* _TASK OBJECTIVE_
Go over the entries below line by line, copying each one that contains the word "true".
----
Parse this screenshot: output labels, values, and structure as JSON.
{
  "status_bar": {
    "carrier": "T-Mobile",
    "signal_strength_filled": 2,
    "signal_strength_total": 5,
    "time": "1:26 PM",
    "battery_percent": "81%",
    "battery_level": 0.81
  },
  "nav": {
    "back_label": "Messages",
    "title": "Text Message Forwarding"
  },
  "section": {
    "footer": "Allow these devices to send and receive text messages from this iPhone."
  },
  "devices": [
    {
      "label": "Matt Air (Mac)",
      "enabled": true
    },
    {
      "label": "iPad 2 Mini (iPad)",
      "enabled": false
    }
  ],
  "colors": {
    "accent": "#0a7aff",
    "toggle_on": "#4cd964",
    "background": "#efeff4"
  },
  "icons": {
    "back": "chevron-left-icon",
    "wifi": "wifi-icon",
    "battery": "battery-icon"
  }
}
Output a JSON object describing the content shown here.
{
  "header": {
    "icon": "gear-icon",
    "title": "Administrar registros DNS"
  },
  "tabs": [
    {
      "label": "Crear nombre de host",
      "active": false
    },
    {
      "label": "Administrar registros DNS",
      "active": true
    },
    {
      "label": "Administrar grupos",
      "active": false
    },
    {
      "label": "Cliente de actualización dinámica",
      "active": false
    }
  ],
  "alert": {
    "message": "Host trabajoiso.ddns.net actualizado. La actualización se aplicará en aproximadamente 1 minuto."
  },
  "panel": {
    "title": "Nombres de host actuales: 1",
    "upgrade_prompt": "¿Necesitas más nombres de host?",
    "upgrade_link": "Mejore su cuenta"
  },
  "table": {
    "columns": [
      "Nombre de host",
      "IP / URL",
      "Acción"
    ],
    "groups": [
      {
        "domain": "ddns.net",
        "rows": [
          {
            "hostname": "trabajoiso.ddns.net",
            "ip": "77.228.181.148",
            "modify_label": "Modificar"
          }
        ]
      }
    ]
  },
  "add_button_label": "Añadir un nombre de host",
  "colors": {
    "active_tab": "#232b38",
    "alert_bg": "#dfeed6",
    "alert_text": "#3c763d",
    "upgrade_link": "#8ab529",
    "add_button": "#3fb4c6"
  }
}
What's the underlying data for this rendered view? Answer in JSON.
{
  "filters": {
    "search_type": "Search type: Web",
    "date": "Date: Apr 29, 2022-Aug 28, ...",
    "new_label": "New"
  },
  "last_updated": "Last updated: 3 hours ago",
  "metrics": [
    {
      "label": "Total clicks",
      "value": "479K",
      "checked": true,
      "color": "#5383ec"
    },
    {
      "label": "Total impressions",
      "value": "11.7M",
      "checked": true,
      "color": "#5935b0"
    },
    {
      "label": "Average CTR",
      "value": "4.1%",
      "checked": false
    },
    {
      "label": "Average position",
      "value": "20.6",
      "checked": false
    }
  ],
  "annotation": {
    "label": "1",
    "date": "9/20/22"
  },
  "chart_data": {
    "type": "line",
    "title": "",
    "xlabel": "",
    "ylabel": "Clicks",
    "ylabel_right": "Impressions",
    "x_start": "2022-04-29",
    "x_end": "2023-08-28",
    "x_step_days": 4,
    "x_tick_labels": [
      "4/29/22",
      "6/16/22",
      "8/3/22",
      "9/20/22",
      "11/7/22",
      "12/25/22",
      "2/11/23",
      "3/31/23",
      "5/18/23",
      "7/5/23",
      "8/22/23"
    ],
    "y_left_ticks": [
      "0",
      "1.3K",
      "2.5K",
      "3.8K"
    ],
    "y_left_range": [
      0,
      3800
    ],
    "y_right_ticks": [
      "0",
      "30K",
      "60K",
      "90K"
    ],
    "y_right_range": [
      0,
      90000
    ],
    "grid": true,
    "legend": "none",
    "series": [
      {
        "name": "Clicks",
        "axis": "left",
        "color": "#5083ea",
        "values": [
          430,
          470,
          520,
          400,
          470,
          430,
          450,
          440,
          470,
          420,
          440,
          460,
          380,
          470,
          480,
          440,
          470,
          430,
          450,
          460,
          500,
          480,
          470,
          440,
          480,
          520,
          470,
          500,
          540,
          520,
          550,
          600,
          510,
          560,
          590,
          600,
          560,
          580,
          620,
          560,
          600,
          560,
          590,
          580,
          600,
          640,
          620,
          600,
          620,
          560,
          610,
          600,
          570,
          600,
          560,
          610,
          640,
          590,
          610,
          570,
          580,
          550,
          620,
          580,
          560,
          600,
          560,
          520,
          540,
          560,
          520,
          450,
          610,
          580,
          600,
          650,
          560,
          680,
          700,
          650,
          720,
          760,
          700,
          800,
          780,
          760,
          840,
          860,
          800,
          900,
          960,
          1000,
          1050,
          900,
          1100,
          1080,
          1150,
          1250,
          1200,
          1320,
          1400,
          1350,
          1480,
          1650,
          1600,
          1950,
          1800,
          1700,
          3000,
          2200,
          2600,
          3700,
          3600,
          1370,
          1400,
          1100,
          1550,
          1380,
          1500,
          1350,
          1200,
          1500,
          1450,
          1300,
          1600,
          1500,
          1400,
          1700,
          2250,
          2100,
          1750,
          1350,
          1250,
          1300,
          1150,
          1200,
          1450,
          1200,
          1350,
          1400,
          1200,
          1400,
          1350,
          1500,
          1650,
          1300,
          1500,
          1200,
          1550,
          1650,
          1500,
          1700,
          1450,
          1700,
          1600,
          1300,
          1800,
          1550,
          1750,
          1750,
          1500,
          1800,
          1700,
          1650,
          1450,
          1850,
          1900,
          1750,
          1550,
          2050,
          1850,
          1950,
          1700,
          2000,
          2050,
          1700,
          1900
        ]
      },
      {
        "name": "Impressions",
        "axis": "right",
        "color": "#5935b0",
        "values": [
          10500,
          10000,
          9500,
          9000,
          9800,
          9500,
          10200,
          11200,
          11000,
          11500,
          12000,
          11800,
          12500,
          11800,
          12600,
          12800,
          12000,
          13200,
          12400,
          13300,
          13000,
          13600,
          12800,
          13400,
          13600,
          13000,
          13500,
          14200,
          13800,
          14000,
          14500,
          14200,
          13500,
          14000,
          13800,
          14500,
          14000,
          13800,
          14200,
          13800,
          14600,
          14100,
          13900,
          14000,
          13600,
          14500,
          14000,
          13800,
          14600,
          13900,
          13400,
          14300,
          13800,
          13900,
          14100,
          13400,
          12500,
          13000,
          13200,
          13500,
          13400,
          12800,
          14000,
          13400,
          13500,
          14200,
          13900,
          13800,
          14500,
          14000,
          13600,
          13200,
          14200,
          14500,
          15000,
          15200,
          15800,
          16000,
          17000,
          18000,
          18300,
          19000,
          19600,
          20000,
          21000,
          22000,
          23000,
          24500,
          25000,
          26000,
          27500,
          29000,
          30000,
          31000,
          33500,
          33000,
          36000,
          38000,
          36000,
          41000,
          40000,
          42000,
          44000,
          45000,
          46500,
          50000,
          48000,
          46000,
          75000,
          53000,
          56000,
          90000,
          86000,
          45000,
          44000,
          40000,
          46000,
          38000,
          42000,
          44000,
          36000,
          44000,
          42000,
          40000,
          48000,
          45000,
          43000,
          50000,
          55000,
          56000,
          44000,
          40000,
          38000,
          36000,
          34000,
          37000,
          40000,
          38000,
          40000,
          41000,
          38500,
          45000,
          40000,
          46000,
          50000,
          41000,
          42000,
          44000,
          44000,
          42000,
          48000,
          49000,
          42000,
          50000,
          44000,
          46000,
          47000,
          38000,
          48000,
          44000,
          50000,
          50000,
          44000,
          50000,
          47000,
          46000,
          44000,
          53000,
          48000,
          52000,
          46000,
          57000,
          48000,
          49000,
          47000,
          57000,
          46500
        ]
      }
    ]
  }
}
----
* _EXERCISE OUTPUT_
      "enabled": true
      "active": true
      "checked": true,
      "checked": true,
    "grid": true,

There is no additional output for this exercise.